* _TASK TO COMPLETE_:
Where a line contains "Decode this image", begin there and restate word for word every line to the end of the entries below, pictures excluded.

EXTRACTED MATERIAL section start

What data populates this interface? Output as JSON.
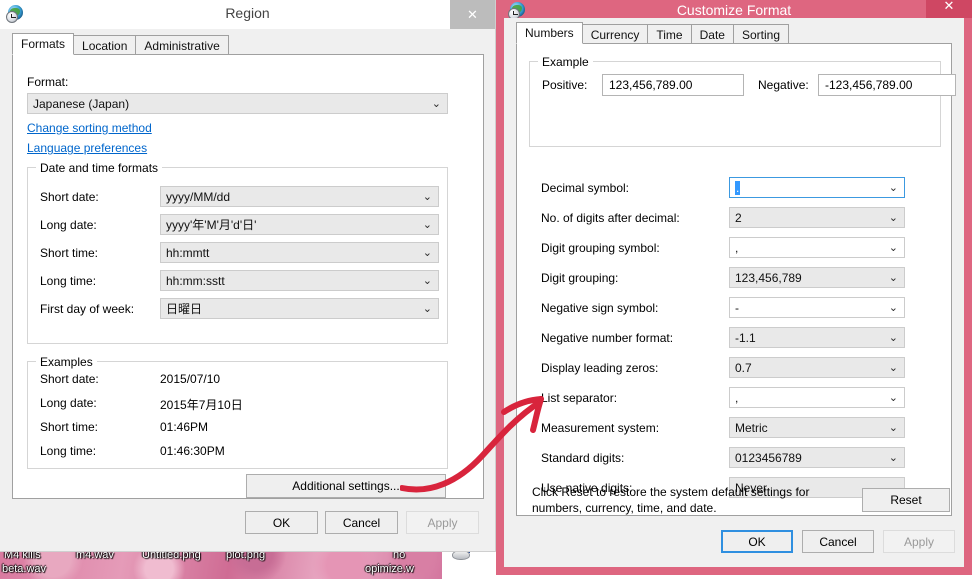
{
  "region_window": {
    "title": "Region",
    "icon": "region-globe-clock-icon",
    "close_label": "✕",
    "tabs": [
      {
        "label": "Formats",
        "active": true
      },
      {
        "label": "Location",
        "active": false
      },
      {
        "label": "Administrative",
        "active": false
      }
    ],
    "format_label": "Format:",
    "format_value": "Japanese (Japan)",
    "links": [
      {
        "label": "Change sorting method"
      },
      {
        "label": "Language preferences"
      }
    ],
    "date_time_group": {
      "legend": "Date and time formats",
      "rows": [
        {
          "label": "Short date:",
          "value": "yyyy/MM/dd"
        },
        {
          "label": "Long date:",
          "value": "yyyy'年'M'月'd'日'"
        },
        {
          "label": "Short time:",
          "value": "hh:mmtt"
        },
        {
          "label": "Long time:",
          "value": "hh:mm:sstt"
        },
        {
          "label": "First day of week:",
          "value": "日曜日"
        }
      ]
    },
    "examples_group": {
      "legend": "Examples",
      "rows": [
        {
          "label": "Short date:",
          "value": "2015/07/10"
        },
        {
          "label": "Long date:",
          "value": "2015年7月10日"
        },
        {
          "label": "Short time:",
          "value": "01:46PM"
        },
        {
          "label": "Long time:",
          "value": "01:46:30PM"
        }
      ]
    },
    "additional_settings_label": "Additional settings...",
    "buttons": [
      {
        "label": "OK",
        "disabled": false
      },
      {
        "label": "Cancel",
        "disabled": false
      },
      {
        "label": "Apply",
        "disabled": true
      }
    ]
  },
  "customize_window": {
    "title": "Customize Format",
    "icon": "customize-globe-clock-icon",
    "close_label": "✕",
    "titlebar_color": "#de6680",
    "close_color": "#cf4763",
    "tabs": [
      {
        "label": "Numbers",
        "active": true
      },
      {
        "label": "Currency",
        "active": false
      },
      {
        "label": "Time",
        "active": false
      },
      {
        "label": "Date",
        "active": false
      },
      {
        "label": "Sorting",
        "active": false
      }
    ],
    "example_group": {
      "legend": "Example",
      "positive_label": "Positive:",
      "positive_value": "123,456,789.00",
      "negative_label": "Negative:",
      "negative_value": "-123,456,789.00"
    },
    "settings": [
      {
        "label": "Decimal symbol:",
        "value": ".",
        "focused": true
      },
      {
        "label": "No. of digits after decimal:",
        "value": "2",
        "focused": false
      },
      {
        "label": "Digit grouping symbol:",
        "value": ",",
        "focused": false
      },
      {
        "label": "Digit grouping:",
        "value": "123,456,789",
        "focused": false
      },
      {
        "label": "Negative sign symbol:",
        "value": "-",
        "focused": false
      },
      {
        "label": "Negative number format:",
        "value": "-1.1",
        "focused": false
      },
      {
        "label": "Display leading zeros:",
        "value": "0.7",
        "focused": false
      },
      {
        "label": "List separator:",
        "value": ",",
        "focused": false
      },
      {
        "label": "Measurement system:",
        "value": "Metric",
        "focused": false
      },
      {
        "label": "Standard digits:",
        "value": "0123456789",
        "focused": false
      },
      {
        "label": "Use native digits:",
        "value": "Never",
        "focused": false
      }
    ],
    "reset_text_line1": "Click Reset to restore the system default settings for",
    "reset_text_line2": "numbers, currency, time, and date.",
    "reset_button_label": "Reset",
    "buttons": [
      {
        "label": "OK",
        "disabled": false,
        "focused": true
      },
      {
        "label": "Cancel",
        "disabled": false,
        "focused": false
      },
      {
        "label": "Apply",
        "disabled": true,
        "focused": false
      }
    ]
  },
  "desktop": {
    "icon_labels": [
      {
        "text": "M4 kills"
      },
      {
        "text": "beta.wav"
      },
      {
        "text": "m4.wav"
      },
      {
        "text": "Untitled.png"
      },
      {
        "text": "plot.png"
      },
      {
        "text": "no"
      },
      {
        "text": "opimize.w"
      }
    ]
  },
  "annotation": {
    "color": "#d8243c",
    "type": "curved-arrow",
    "description": "red hand-drawn arrow from Additional settings button to Measurement system row"
  }
}
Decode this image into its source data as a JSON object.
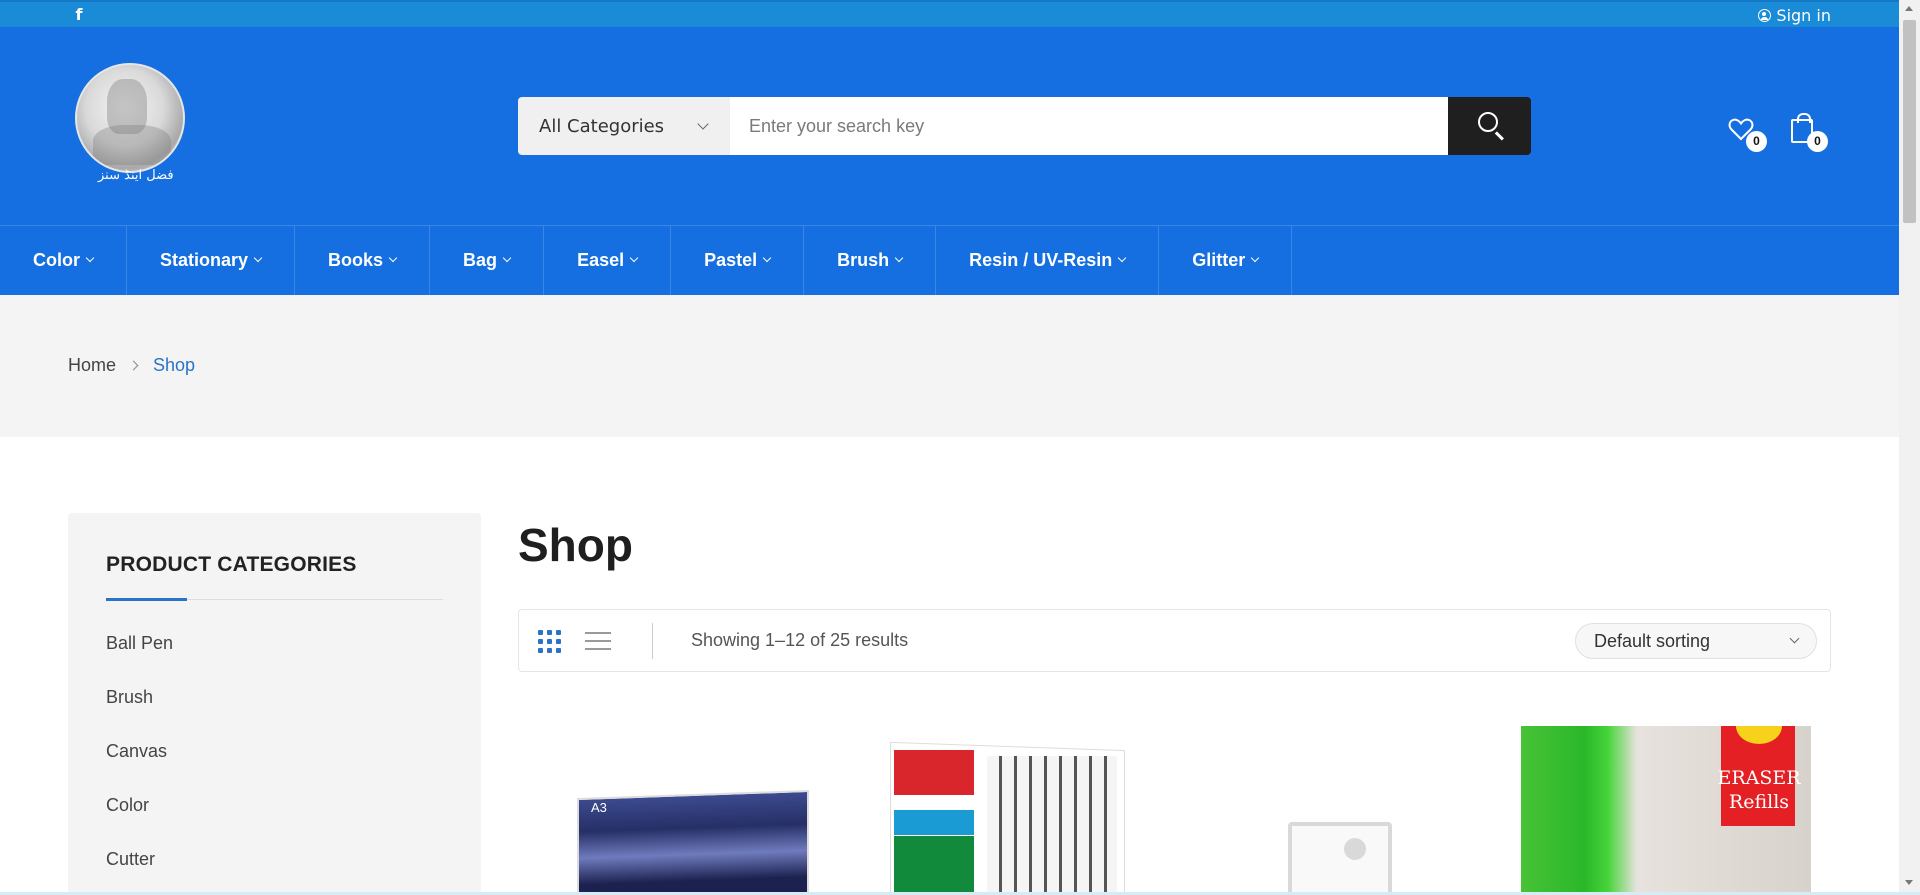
{
  "topbar": {
    "social_icon": "facebook-icon",
    "signin_label": "Sign in"
  },
  "header": {
    "logo_caption": "فضل اینڈ سنز",
    "search": {
      "category_label": "All Categories",
      "placeholder": "Enter your search key"
    },
    "wishlist_count": "0",
    "cart_count": "0"
  },
  "nav": {
    "items": [
      "Color",
      "Stationary",
      "Books",
      "Bag",
      "Easel",
      "Pastel",
      "Brush",
      "Resin / UV-Resin",
      "Glitter"
    ]
  },
  "breadcrumb": {
    "home": "Home",
    "current": "Shop"
  },
  "sidebar": {
    "title": "PRODUCT CATEGORIES",
    "categories": [
      "Ball Pen",
      "Brush",
      "Canvas",
      "Color",
      "Cutter"
    ]
  },
  "main": {
    "title": "Shop",
    "result_count": "Showing 1–12 of 25 results",
    "sort_label": "Default sorting"
  },
  "products": {
    "p1_tag": "A3",
    "p4_label": "ERASER Refills"
  },
  "colors": {
    "topbar": "#1a8bd6",
    "header": "#166fe0",
    "accent": "#2a73c9"
  }
}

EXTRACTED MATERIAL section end

* _RESULT OF THIS TASK_:
Decode this image into its source data as a JSON object.
{
  "topbar": {
    "social_icon": "facebook-icon",
    "signin_label": "Sign in"
  },
  "header": {
    "logo_caption": "فضل اینڈ سنز",
    "search": {
      "category_label": "All Categories",
      "placeholder": "Enter your search key"
    },
    "wishlist_count": "0",
    "cart_count": "0"
  },
  "nav": {
    "items": [
      "Color",
      "Stationary",
      "Books",
      "Bag",
      "Easel",
      "Pastel",
      "Brush",
      "Resin / UV-Resin",
      "Glitter"
    ]
  },
  "breadcrumb": {
    "home": "Home",
    "current": "Shop"
  },
  "sidebar": {
    "title": "PRODUCT CATEGORIES",
    "categories": [
      "Ball Pen",
      "Brush",
      "Canvas",
      "Color",
      "Cutter"
    ]
  },
  "main": {
    "title": "Shop",
    "result_count": "Showing 1–12 of 25 results",
    "sort_label": "Default sorting"
  },
  "products": {
    "p1_tag": "A3",
    "p4_label": "ERASER Refills"
  },
  "colors": {
    "topbar": "#1a8bd6",
    "header": "#166fe0",
    "accent": "#2a73c9"
  }
}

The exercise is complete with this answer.